Finally, saying goodbye is never easy. Sometimes parents and children bond and it’s hard to see them move on. But, try to help the child make an easy transition to the next place in their journey. Be supportive when they move on to help ease their anxiety. At the end of it all, you can still stay in touch if you’d like to keep up with their progress and continue to be a trusted adult figure in their life.
Establish Goals and Have Hope
“These are God’s children and He has given them to us on loan. We must do whatever we can to help them while they’re in our homes and in our lives.”
In the end, Grace hopes to see all children reunited with their biological or extended families permanently.
In her time as a resource parent and professional parent, Grace has had youth transition into their own apartments, to their families/grandparents, and some to Therapeutic Housing where they can get the care they need.
“When they can get to a place where they truly feel wanted and needed, that’s the goal,” Grace notes.
For other professional parents, she hopes they all try to teach and help the teens learn whatever they are passionate about. Find out what their goals are and help the child to achieve them. Whether it’s college for older kids or just getting back to their parents for the younger kids, it is the role of resource parents to help the children get to where they want to be in life.
No Better Feeling in the World
Grace says the experience of touching someone else’s life has been exceedingly rewarding for her. There is no better feeling in the world than helping someone in need, according to Grace.
“It’s very rewarding. The only problem is, I’ll have to dye my hair after.
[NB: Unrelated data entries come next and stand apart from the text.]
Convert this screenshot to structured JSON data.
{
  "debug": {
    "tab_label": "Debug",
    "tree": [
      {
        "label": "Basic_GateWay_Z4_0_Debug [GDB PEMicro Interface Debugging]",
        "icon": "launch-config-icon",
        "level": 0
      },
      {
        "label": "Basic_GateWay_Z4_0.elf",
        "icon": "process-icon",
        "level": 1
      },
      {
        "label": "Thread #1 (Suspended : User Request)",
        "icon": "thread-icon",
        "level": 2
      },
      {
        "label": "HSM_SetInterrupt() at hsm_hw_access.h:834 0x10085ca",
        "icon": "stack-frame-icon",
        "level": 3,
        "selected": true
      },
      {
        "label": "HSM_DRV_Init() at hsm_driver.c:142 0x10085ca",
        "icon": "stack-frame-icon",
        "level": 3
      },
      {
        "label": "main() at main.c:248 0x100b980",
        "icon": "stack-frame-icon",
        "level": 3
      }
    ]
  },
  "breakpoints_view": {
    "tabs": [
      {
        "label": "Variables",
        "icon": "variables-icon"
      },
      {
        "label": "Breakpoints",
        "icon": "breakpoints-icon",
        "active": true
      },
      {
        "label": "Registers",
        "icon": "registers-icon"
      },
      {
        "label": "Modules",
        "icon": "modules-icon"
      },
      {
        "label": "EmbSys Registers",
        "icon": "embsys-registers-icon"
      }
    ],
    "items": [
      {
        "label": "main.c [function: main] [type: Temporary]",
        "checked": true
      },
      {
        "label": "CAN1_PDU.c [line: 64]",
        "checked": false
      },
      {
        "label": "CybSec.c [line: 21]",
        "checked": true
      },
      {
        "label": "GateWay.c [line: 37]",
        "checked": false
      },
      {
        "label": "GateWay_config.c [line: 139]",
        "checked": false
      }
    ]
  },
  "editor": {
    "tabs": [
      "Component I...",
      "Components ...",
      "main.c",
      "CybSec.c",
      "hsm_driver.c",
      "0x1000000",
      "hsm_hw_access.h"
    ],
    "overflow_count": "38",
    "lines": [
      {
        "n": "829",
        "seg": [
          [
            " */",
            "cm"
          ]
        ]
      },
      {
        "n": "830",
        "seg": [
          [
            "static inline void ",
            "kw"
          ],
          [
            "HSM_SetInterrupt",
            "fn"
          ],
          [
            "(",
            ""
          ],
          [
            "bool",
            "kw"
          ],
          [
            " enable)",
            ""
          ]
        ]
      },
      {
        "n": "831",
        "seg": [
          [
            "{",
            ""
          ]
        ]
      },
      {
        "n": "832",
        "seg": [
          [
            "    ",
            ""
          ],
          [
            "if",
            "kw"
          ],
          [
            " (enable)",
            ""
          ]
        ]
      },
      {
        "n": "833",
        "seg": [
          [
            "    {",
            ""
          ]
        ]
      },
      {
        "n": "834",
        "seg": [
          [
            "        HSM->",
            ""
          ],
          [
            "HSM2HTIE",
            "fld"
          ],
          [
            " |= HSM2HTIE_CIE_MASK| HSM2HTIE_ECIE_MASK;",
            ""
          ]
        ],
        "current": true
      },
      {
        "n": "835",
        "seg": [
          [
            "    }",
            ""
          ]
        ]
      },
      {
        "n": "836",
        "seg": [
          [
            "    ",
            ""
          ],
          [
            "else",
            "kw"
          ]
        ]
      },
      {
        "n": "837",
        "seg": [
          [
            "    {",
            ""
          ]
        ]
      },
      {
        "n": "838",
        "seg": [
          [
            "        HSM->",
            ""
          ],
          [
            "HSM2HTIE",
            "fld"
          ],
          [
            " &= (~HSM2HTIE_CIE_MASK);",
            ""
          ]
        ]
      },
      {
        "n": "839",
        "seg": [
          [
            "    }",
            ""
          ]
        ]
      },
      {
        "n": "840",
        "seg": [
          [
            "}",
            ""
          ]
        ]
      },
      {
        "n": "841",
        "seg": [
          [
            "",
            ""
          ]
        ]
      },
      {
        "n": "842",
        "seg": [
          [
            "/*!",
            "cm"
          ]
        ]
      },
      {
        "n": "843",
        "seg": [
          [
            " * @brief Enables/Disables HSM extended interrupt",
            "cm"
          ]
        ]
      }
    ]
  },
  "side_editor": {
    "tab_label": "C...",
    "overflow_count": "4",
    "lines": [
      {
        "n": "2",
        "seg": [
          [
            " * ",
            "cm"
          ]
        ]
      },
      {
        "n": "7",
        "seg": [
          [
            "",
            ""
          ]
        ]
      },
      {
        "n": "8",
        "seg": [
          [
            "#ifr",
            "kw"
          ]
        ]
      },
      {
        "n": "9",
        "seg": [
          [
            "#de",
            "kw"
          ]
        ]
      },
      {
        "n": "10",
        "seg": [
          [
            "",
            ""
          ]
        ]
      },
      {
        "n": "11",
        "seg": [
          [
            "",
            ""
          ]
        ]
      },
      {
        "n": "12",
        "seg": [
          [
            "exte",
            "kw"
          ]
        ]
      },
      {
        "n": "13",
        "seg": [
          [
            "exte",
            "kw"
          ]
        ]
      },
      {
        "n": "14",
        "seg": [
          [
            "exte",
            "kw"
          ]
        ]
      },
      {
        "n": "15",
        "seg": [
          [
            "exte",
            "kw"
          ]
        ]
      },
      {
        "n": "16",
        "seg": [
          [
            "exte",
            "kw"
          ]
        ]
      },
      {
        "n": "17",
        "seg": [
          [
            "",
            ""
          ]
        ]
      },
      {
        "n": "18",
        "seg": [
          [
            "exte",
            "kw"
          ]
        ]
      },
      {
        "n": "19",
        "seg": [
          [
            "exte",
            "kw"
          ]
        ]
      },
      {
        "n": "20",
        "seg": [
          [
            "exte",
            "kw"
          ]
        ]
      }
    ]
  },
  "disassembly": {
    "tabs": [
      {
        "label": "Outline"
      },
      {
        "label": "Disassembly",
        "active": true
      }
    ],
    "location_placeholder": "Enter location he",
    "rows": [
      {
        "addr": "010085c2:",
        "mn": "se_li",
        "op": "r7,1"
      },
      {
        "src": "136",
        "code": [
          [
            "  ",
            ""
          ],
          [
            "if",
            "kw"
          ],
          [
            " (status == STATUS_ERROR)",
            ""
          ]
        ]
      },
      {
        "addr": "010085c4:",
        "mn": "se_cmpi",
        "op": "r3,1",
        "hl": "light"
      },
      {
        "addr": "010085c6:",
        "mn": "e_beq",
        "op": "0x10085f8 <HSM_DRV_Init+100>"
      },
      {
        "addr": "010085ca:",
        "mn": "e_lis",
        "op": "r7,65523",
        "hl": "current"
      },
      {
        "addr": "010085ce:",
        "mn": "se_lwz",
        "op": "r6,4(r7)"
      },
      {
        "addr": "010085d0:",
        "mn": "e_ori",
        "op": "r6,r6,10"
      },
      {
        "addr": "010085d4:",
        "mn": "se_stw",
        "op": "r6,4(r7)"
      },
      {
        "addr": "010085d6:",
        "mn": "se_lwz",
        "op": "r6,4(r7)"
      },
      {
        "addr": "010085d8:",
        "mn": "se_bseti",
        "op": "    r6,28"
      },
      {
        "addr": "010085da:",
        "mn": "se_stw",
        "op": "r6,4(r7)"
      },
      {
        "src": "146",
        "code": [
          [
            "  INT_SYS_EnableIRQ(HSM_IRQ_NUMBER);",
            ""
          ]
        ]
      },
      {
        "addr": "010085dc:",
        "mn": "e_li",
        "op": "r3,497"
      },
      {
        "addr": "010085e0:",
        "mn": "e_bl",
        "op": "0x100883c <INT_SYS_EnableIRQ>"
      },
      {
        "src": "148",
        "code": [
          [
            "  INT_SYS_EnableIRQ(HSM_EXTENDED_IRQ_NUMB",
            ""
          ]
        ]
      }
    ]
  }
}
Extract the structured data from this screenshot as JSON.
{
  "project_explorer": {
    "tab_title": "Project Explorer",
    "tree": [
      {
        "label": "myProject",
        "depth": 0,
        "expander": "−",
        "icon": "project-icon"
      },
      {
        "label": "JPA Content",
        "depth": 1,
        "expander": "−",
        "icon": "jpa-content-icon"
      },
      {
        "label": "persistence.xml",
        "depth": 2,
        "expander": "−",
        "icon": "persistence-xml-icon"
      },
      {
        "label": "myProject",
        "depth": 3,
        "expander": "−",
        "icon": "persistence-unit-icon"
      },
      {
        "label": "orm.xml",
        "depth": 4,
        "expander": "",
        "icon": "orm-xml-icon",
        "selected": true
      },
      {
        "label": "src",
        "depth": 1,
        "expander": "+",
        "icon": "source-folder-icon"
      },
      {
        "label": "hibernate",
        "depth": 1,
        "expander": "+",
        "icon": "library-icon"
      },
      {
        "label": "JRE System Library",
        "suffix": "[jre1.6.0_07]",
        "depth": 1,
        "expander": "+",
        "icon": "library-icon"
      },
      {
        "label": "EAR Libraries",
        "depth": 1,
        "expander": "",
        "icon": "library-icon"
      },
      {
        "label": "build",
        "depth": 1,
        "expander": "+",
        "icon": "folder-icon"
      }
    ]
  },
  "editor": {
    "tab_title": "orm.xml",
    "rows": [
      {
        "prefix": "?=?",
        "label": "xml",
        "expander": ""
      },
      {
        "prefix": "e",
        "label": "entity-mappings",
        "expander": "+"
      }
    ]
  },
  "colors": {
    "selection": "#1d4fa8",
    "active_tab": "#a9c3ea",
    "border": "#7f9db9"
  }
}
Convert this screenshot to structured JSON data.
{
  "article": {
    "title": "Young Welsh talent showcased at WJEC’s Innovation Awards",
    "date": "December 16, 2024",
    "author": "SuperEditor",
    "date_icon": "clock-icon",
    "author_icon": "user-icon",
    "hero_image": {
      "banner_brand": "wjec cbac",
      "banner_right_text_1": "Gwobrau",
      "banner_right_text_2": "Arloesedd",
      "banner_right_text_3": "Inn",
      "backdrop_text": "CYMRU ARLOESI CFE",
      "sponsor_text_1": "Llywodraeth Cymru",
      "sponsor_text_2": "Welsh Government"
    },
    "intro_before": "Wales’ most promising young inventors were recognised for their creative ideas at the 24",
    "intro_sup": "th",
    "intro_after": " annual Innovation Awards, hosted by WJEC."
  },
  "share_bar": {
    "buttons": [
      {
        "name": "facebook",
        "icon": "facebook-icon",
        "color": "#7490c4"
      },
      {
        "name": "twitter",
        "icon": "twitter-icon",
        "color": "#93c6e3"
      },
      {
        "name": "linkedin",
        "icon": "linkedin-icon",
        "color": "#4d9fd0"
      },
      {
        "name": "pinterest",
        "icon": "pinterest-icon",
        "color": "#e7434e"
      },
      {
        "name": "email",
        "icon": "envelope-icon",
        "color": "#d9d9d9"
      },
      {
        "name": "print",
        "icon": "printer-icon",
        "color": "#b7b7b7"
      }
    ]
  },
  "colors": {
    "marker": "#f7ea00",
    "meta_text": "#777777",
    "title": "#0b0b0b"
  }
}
I didn’t have gray hairs when I started,” she jokes.
But, if you work at it and put in the effort, Grace knows you’ll be rewarded tenfold.
How to Become a Professional Parent
If you’d like to learn more about becoming a professional parent, you can read more about foster care or start an application here and a local resource family recruiter will contact you to answer your questions.
*Names and identifying details have been changed to protect the privacy of the individual.